● **Exercise**: Report how many lines below contain the word "addly", giving the number and no other words.

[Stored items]
==========
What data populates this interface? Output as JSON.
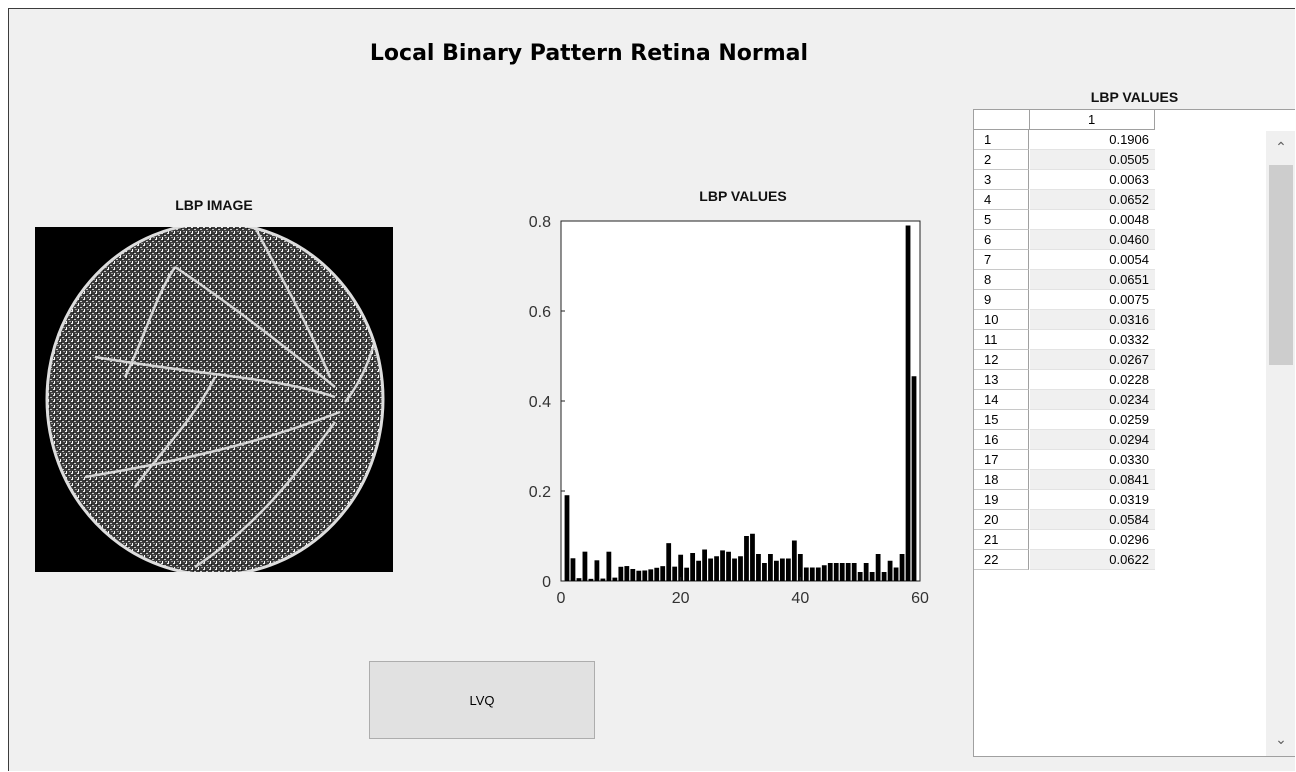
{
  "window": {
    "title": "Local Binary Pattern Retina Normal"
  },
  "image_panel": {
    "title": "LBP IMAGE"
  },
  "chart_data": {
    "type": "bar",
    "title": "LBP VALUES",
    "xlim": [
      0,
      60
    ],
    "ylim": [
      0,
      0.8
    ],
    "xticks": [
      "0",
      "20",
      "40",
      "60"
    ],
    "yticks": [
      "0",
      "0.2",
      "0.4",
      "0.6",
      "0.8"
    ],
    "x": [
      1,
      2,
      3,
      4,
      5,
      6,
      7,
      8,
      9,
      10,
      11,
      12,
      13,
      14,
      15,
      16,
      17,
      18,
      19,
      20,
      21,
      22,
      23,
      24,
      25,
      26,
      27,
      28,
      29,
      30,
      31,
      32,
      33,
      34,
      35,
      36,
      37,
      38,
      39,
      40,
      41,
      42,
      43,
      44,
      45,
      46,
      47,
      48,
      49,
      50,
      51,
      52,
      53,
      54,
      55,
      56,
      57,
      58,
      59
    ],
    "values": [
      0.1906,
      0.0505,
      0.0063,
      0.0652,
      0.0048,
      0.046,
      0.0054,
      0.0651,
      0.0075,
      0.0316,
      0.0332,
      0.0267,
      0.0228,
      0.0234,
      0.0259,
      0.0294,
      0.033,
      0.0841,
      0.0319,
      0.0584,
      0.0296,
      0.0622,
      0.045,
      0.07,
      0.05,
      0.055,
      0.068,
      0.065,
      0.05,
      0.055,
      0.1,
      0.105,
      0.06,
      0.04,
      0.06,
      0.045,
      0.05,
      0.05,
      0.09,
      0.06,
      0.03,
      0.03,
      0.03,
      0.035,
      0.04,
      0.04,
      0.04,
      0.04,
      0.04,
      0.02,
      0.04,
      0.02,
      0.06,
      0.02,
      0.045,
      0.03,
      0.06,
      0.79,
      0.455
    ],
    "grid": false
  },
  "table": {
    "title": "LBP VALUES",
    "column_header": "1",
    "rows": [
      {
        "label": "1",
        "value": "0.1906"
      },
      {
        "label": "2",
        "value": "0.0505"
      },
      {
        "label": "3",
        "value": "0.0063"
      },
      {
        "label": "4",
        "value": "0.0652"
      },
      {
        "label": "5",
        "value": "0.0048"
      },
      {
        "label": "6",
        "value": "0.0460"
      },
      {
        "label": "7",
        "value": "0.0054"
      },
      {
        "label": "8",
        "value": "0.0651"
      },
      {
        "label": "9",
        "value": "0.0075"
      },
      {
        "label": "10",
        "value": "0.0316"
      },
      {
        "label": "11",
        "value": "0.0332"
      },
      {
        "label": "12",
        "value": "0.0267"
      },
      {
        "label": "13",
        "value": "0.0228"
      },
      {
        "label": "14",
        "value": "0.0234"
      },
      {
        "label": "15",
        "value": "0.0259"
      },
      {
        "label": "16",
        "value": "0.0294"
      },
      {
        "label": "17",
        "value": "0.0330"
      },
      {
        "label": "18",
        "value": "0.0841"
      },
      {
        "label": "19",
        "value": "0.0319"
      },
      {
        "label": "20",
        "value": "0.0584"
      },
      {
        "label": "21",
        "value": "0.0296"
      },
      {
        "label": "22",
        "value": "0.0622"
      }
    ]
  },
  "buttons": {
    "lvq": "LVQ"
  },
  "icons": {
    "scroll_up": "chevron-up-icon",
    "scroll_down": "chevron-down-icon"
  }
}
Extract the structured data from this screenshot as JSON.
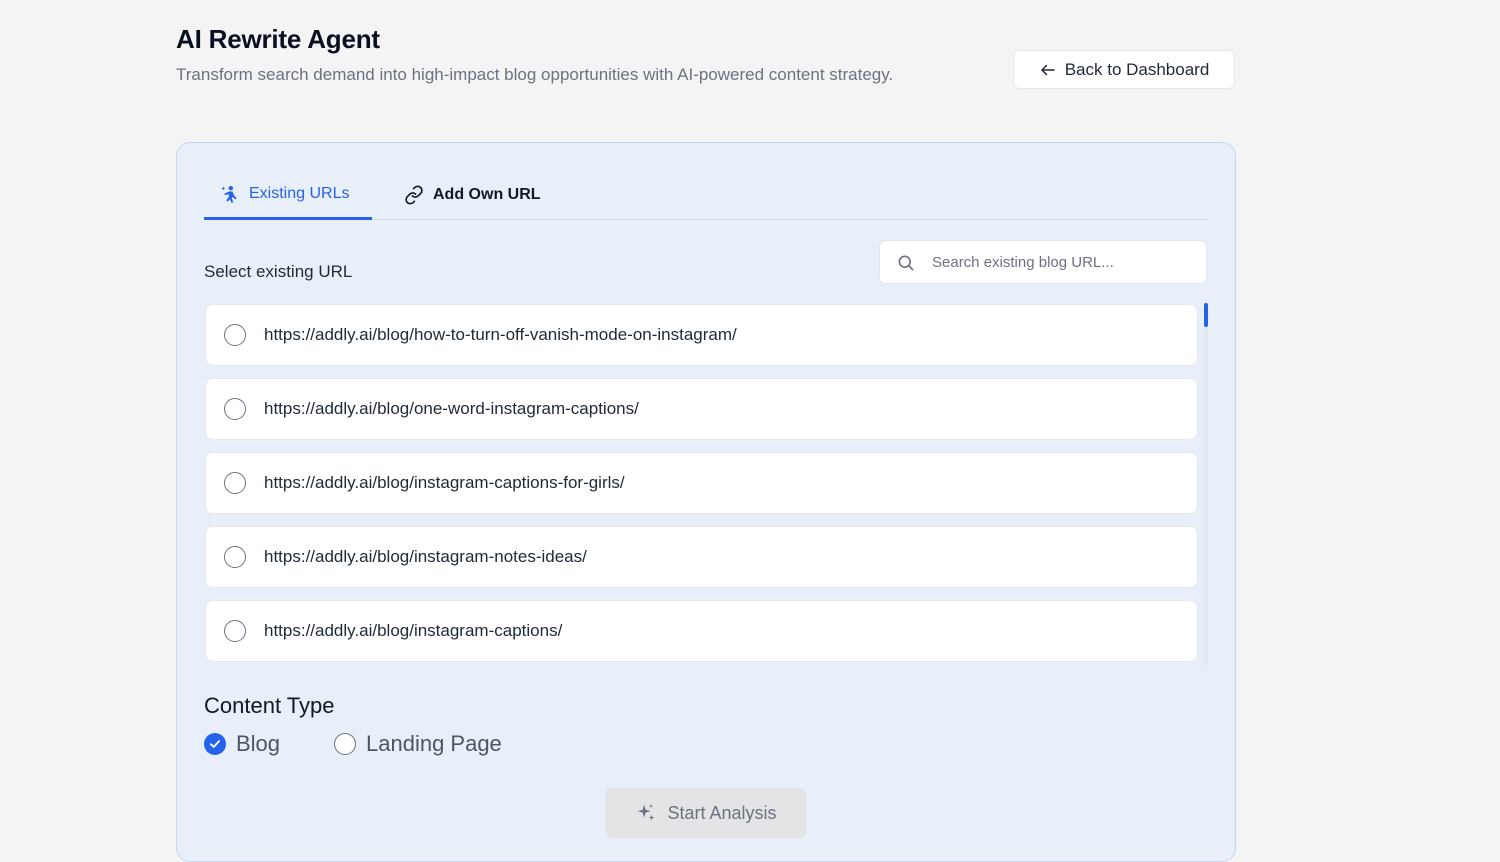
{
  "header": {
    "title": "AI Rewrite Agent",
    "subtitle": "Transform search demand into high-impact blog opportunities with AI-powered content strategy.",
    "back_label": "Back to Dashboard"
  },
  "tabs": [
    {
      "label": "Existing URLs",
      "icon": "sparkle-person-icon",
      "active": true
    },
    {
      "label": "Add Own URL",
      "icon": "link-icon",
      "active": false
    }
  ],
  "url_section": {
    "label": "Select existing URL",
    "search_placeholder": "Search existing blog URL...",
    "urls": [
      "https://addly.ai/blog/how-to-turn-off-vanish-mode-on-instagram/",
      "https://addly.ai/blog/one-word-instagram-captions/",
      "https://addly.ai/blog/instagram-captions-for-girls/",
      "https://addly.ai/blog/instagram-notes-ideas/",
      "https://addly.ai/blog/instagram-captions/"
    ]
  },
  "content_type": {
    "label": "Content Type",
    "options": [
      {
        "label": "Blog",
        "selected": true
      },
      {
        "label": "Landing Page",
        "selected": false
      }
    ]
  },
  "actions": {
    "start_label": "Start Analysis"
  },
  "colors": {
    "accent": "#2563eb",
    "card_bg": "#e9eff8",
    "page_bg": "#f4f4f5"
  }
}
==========
● **Answer section**: 5